— EXERCISE DETAILS —
Retype the entries below without any change.

(WORKING DATA)

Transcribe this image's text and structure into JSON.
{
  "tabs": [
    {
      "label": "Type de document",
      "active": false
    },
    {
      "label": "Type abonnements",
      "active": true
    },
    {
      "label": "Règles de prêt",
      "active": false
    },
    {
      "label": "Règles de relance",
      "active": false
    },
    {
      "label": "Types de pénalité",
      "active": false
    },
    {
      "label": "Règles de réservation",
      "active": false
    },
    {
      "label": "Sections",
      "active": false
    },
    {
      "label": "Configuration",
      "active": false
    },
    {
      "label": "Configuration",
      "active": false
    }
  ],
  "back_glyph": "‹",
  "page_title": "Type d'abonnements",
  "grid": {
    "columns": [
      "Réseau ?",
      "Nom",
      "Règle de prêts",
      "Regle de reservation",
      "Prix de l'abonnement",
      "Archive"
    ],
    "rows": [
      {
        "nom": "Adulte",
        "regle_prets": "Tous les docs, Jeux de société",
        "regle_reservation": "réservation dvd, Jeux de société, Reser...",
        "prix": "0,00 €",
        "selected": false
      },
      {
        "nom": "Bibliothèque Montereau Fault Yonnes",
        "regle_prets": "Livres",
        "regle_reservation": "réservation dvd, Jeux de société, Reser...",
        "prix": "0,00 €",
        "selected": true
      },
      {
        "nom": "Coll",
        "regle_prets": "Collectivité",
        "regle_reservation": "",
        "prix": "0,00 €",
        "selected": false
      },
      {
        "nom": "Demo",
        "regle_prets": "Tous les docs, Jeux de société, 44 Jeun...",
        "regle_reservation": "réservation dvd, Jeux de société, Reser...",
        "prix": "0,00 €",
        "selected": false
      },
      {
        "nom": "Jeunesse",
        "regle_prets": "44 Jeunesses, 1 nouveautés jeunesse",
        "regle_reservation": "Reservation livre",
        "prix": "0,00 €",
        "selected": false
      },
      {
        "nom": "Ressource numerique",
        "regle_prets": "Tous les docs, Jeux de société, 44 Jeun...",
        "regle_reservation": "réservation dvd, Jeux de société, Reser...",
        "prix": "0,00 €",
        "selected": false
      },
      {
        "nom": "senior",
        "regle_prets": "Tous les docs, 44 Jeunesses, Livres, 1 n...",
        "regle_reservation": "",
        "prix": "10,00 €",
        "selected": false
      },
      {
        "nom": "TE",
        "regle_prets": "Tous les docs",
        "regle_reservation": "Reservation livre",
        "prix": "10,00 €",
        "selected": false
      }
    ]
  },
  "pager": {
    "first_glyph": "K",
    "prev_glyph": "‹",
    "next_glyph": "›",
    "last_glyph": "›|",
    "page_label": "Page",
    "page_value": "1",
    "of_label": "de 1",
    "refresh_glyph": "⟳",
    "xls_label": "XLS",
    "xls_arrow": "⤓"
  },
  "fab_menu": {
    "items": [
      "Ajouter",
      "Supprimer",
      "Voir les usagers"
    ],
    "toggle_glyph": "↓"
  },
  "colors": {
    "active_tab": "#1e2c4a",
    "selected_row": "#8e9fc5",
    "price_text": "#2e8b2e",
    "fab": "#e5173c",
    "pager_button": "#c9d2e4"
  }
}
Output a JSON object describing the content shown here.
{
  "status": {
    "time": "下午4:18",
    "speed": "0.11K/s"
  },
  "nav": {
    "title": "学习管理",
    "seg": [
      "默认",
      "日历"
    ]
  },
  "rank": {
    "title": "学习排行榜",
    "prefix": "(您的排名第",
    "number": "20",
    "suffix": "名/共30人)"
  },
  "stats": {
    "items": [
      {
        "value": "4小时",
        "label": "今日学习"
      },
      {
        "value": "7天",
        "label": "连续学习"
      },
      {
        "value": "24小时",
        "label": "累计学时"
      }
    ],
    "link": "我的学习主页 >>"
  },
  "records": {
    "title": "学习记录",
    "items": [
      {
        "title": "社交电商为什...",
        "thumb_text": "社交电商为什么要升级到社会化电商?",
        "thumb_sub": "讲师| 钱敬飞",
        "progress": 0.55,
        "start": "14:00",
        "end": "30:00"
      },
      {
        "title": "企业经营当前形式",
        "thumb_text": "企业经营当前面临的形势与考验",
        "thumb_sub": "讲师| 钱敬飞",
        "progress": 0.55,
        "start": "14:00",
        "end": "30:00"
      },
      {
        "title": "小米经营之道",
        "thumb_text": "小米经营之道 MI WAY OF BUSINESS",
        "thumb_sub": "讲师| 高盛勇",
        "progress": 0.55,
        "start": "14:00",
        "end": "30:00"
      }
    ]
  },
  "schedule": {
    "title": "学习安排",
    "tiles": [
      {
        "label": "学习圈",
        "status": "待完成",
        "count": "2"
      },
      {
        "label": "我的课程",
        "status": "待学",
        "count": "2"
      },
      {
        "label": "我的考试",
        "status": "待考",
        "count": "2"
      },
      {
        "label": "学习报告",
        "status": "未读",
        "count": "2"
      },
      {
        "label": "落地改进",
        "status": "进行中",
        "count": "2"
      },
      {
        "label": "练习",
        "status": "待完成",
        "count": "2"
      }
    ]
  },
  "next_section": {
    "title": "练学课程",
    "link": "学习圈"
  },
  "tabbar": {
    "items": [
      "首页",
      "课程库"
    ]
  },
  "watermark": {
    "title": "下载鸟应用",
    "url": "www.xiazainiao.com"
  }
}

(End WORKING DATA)

— ANSWER SPACE —
Transcribe this image's text and structure into JSON.
{
  "tabs": [
    {
      "label": "Type de document",
      "active": false
    },
    {
      "label": "Type abonnements",
      "active": true
    },
    {
      "label": "Règles de prêt",
      "active": false
    },
    {
      "label": "Règles de relance",
      "active": false
    },
    {
      "label": "Types de pénalité",
      "active": false
    },
    {
      "label": "Règles de réservation",
      "active": false
    },
    {
      "label": "Sections",
      "active": false
    },
    {
      "label": "Configuration",
      "active": false
    },
    {
      "label": "Configuration",
      "active": false
    }
  ],
  "back_glyph": "‹",
  "page_title": "Type d'abonnements",
  "grid": {
    "columns": [
      "Réseau ?",
      "Nom",
      "Règle de prêts",
      "Regle de reservation",
      "Prix de l'abonnement",
      "Archive"
    ],
    "rows": [
      {
        "nom": "Adulte",
        "regle_prets": "Tous les docs, Jeux de société",
        "regle_reservation": "réservation dvd, Jeux de société, Reser...",
        "prix": "0,00 €",
        "selected": false
      },
      {
        "nom": "Bibliothèque Montereau Fault Yonnes",
        "regle_prets": "Livres",
        "regle_reservation": "réservation dvd, Jeux de société, Reser...",
        "prix": "0,00 €",
        "selected": true
      },
      {
        "nom": "Coll",
        "regle_prets": "Collectivité",
        "regle_reservation": "",
        "prix": "0,00 €",
        "selected": false
      },
      {
        "nom": "Demo",
        "regle_prets": "Tous les docs, Jeux de société, 44 Jeun...",
        "regle_reservation": "réservation dvd, Jeux de société, Reser...",
        "prix": "0,00 €",
        "selected": false
      },
      {
        "nom": "Jeunesse",
        "regle_prets": "44 Jeunesses, 1 nouveautés jeunesse",
        "regle_reservation": "Reservation livre",
        "prix": "0,00 €",
        "selected": false
      },
      {
        "nom": "Ressource numerique",
        "regle_prets": "Tous les docs, Jeux de société, 44 Jeun...",
        "regle_reservation": "réservation dvd, Jeux de société, Reser...",
        "prix": "0,00 €",
        "selected": false
      },
      {
        "nom": "senior",
        "regle_prets": "Tous les docs, 44 Jeunesses, Livres, 1 n...",
        "regle_reservation": "",
        "prix": "10,00 €",
        "selected": false
      },
      {
        "nom": "TE",
        "regle_prets": "Tous les docs",
        "regle_reservation": "Reservation livre",
        "prix": "10,00 €",
        "selected": false
      }
    ]
  },
  "pager": {
    "first_glyph": "K",
    "prev_glyph": "‹",
    "next_glyph": "›",
    "last_glyph": "›|",
    "page_label": "Page",
    "page_value": "1",
    "of_label": "de 1",
    "refresh_glyph": "⟳",
    "xls_label": "XLS",
    "xls_arrow": "⤓"
  },
  "fab_menu": {
    "items": [
      "Ajouter",
      "Supprimer",
      "Voir les usagers"
    ],
    "toggle_glyph": "↓"
  },
  "colors": {
    "active_tab": "#1e2c4a",
    "selected_row": "#8e9fc5",
    "price_text": "#2e8b2e",
    "fab": "#e5173c",
    "pager_button": "#c9d2e4"
  }
}
Output a JSON object describing the content shown here.
{
  "status": {
    "time": "下午4:18",
    "speed": "0.11K/s"
  },
  "nav": {
    "title": "学习管理",
    "seg": [
      "默认",
      "日历"
    ]
  },
  "rank": {
    "title": "学习排行榜",
    "prefix": "(您的排名第",
    "number": "20",
    "suffix": "名/共30人)"
  },
  "stats": {
    "items": [
      {
        "value": "4小时",
        "label": "今日学习"
      },
      {
        "value": "7天",
        "label": "连续学习"
      },
      {
        "value": "24小时",
        "label": "累计学时"
      }
    ],
    "link": "我的学习主页 >>"
  },
  "records": {
    "title": "学习记录",
    "items": [
      {
        "title": "社交电商为什...",
        "thumb_text": "社交电商为什么要升级到社会化电商?",
        "thumb_sub": "讲师| 钱敬飞",
        "progress": 0.55,
        "start": "14:00",
        "end": "30:00"
      },
      {
        "title": "企业经营当前形式",
        "thumb_text": "企业经营当前面临的形势与考验",
        "thumb_sub": "讲师| 钱敬飞",
        "progress": 0.55,
        "start": "14:00",
        "end": "30:00"
      },
      {
        "title": "小米经营之道",
        "thumb_text": "小米经营之道 MI WAY OF BUSINESS",
        "thumb_sub": "讲师| 高盛勇",
        "progress": 0.55,
        "start": "14:00",
        "end": "30:00"
      }
    ]
  },
  "schedule": {
    "title": "学习安排",
    "tiles": [
      {
        "label": "学习圈",
        "status": "待完成",
        "count": "2"
      },
      {
        "label": "我的课程",
        "status": "待学",
        "count": "2"
      },
      {
        "label": "我的考试",
        "status": "待考",
        "count": "2"
      },
      {
        "label": "学习报告",
        "status": "未读",
        "count": "2"
      },
      {
        "label": "落地改进",
        "status": "进行中",
        "count": "2"
      },
      {
        "label": "练习",
        "status": "待完成",
        "count": "2"
      }
    ]
  },
  "next_section": {
    "title": "练学课程",
    "link": "学习圈"
  },
  "tabbar": {
    "items": [
      "首页",
      "课程库"
    ]
  },
  "watermark": {
    "title": "下载鸟应用",
    "url": "www.xiazainiao.com"
  }
}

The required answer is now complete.